**THE PROBLEM**
Your output should be the line that contains "Decode this image" and all lines after it in the records, retyped exactly through the last one.

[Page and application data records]
■ ■ ■ ■
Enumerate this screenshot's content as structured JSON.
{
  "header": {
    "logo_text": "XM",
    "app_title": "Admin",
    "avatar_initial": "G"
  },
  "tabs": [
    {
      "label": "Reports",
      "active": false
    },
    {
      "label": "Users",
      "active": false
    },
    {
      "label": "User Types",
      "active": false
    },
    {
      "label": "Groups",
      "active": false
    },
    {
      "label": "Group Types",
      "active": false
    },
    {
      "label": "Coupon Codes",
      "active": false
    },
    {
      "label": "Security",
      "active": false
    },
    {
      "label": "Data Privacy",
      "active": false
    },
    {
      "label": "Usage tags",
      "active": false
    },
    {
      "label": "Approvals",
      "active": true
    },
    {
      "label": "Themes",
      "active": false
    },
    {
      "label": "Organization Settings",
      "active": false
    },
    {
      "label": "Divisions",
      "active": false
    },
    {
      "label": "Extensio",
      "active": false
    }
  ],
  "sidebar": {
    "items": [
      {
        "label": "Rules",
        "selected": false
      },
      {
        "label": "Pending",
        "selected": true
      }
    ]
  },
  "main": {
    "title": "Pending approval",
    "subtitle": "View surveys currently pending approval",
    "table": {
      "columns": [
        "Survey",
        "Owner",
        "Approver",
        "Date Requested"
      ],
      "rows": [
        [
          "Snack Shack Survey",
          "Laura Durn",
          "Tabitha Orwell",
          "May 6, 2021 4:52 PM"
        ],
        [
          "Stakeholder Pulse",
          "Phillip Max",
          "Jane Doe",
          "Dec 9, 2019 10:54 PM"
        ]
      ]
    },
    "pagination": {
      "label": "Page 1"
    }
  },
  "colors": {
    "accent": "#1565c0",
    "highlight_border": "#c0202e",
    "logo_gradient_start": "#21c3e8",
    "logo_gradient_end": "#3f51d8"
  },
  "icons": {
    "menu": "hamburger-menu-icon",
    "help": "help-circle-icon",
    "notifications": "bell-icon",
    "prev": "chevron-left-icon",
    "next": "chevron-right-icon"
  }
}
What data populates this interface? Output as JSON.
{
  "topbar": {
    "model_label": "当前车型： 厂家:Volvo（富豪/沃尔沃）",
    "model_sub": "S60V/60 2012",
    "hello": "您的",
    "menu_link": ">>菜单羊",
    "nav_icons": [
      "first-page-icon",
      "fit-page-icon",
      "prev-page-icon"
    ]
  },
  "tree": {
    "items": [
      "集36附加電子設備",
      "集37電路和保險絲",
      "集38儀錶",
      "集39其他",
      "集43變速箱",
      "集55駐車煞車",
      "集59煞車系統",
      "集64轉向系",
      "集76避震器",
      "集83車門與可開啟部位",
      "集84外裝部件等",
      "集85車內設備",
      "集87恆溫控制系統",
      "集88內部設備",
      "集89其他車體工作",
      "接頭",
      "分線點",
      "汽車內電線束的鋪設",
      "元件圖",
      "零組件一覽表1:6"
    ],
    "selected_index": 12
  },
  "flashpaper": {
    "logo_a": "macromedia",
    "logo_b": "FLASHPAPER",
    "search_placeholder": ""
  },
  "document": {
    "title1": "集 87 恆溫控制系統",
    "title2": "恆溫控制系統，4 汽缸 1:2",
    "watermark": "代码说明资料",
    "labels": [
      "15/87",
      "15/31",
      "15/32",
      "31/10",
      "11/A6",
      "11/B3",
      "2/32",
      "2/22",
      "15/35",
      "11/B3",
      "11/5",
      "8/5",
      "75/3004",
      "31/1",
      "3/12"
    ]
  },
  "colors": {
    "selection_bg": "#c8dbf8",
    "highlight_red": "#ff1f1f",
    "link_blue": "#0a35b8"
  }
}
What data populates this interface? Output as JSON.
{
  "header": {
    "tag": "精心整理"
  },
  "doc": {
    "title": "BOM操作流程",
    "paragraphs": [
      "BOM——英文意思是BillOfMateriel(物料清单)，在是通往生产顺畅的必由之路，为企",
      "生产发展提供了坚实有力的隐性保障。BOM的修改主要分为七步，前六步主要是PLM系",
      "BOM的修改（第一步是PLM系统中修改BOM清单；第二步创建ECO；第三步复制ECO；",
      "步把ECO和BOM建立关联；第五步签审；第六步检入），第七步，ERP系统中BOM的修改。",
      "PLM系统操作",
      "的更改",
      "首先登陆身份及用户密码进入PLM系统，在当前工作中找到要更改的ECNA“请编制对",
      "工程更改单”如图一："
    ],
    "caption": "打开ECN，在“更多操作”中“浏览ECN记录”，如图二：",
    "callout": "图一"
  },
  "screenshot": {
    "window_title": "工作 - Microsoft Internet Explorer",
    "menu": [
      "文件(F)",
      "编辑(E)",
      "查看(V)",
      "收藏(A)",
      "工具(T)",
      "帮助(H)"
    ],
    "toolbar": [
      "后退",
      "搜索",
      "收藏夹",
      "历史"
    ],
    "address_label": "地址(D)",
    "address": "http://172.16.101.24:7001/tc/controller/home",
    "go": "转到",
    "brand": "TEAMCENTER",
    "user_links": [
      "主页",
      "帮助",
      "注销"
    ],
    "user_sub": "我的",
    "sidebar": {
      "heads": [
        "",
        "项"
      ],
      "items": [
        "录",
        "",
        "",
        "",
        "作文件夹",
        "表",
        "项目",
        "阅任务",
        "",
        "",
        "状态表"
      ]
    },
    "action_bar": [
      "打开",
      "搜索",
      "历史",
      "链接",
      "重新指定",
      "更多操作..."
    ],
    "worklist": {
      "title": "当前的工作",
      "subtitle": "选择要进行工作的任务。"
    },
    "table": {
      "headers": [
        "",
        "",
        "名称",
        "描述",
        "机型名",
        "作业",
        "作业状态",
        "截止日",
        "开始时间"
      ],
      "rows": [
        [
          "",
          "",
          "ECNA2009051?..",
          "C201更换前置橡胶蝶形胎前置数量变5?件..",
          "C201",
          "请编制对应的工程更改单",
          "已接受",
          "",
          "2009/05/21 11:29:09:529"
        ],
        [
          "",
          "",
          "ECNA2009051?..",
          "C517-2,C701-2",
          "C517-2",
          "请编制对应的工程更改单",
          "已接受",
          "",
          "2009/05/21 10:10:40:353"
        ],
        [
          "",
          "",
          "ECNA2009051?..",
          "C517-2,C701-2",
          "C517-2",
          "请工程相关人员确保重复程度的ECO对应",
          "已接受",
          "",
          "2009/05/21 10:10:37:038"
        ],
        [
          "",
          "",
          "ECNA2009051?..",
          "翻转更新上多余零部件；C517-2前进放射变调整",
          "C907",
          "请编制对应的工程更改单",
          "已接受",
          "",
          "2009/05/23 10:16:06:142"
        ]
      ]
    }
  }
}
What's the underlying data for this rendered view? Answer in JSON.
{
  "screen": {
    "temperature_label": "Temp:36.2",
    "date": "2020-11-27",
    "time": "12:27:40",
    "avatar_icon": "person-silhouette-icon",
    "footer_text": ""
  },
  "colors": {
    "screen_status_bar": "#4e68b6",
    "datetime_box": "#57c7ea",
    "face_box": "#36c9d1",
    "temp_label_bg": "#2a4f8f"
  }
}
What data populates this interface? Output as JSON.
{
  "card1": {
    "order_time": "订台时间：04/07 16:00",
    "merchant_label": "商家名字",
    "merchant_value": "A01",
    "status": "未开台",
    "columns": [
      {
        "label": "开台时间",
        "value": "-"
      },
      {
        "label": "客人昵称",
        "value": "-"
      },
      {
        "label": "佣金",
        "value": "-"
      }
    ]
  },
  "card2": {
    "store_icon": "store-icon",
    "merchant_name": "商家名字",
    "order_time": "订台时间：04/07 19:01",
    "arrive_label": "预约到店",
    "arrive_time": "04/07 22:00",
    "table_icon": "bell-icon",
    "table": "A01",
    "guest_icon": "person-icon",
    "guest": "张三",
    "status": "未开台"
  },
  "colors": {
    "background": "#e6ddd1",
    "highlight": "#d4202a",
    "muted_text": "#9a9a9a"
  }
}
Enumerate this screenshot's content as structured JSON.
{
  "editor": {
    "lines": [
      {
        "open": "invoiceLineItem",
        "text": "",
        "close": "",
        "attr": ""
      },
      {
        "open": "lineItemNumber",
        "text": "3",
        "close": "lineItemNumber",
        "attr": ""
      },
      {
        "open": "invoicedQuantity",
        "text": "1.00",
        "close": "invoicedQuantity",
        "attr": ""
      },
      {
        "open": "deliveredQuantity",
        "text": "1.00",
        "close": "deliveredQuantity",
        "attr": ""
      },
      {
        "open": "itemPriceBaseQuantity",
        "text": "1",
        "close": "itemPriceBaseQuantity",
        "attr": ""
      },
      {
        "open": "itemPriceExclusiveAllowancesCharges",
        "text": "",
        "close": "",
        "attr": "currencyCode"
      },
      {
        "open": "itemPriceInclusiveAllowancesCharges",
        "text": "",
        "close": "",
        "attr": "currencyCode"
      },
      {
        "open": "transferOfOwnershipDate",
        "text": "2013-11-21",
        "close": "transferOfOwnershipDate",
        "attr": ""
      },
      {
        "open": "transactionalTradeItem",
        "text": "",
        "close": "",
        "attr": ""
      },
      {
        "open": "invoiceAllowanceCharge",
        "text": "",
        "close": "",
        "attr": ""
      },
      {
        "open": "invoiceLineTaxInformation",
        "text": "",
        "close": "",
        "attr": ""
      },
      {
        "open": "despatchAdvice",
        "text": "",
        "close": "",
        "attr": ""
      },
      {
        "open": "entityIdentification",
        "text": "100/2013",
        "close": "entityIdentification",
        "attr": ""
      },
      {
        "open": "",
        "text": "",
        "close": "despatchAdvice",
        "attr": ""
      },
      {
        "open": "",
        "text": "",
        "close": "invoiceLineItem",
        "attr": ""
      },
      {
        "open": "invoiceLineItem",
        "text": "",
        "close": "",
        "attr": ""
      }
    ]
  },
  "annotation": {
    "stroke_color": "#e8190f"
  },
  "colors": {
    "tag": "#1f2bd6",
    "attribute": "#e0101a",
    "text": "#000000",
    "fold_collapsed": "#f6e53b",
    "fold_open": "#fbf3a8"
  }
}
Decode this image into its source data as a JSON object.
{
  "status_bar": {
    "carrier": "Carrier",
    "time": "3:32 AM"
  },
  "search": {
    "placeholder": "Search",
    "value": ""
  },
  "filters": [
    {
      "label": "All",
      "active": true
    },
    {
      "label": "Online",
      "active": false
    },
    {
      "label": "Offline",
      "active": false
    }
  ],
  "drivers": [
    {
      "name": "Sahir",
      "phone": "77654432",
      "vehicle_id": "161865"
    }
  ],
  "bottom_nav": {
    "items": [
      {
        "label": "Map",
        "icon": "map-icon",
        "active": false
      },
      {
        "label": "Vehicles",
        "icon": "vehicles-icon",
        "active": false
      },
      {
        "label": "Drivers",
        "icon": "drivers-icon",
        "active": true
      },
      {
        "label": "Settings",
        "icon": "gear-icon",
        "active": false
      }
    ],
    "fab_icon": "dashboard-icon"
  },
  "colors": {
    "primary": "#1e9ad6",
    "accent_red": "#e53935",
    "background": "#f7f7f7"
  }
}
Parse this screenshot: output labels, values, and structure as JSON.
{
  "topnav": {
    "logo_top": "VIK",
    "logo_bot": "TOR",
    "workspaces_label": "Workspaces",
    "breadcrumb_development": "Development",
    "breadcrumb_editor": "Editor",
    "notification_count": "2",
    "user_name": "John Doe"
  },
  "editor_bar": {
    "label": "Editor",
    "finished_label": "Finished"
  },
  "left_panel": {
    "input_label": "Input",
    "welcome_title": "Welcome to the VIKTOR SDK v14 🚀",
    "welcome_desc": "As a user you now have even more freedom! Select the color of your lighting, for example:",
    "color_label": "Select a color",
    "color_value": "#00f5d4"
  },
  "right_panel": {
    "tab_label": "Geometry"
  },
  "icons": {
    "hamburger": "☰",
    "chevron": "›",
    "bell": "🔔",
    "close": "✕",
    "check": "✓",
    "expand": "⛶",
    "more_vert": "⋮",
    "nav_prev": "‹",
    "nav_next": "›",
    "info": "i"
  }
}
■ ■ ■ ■
**RESPONSE TO THIS TASK**
Decode this image into its source data as a JSON object.
{
  "status_bar": {
    "carrier": "Carrier",
    "time": "3:32 AM"
  },
  "search": {
    "placeholder": "Search",
    "value": ""
  },
  "filters": [
    {
      "label": "All",
      "active": true
    },
    {
      "label": "Online",
      "active": false
    },
    {
      "label": "Offline",
      "active": false
    }
  ],
  "drivers": [
    {
      "name": "Sahir",
      "phone": "77654432",
      "vehicle_id": "161865"
    }
  ],
  "bottom_nav": {
    "items": [
      {
        "label": "Map",
        "icon": "map-icon",
        "active": false
      },
      {
        "label": "Vehicles",
        "icon": "vehicles-icon",
        "active": false
      },
      {
        "label": "Drivers",
        "icon": "drivers-icon",
        "active": true
      },
      {
        "label": "Settings",
        "icon": "gear-icon",
        "active": false
      }
    ],
    "fab_icon": "dashboard-icon"
  },
  "colors": {
    "primary": "#1e9ad6",
    "accent_red": "#e53935",
    "background": "#f7f7f7"
  }
}
Parse this screenshot: output labels, values, and structure as JSON.
{
  "topnav": {
    "logo_top": "VIK",
    "logo_bot": "TOR",
    "workspaces_label": "Workspaces",
    "breadcrumb_development": "Development",
    "breadcrumb_editor": "Editor",
    "notification_count": "2",
    "user_name": "John Doe"
  },
  "editor_bar": {
    "label": "Editor",
    "finished_label": "Finished"
  },
  "left_panel": {
    "input_label": "Input",
    "welcome_title": "Welcome to the VIKTOR SDK v14 🚀",
    "welcome_desc": "As a user you now have even more freedom! Select the color of your lighting, for example:",
    "color_label": "Select a color",
    "color_value": "#00f5d4"
  },
  "right_panel": {
    "tab_label": "Geometry"
  },
  "icons": {
    "hamburger": "☰",
    "chevron": "›",
    "bell": "🔔",
    "close": "✕",
    "check": "✓",
    "expand": "⛶",
    "more_vert": "⋮",
    "nav_prev": "‹",
    "nav_next": "›",
    "info": "i"
  }
}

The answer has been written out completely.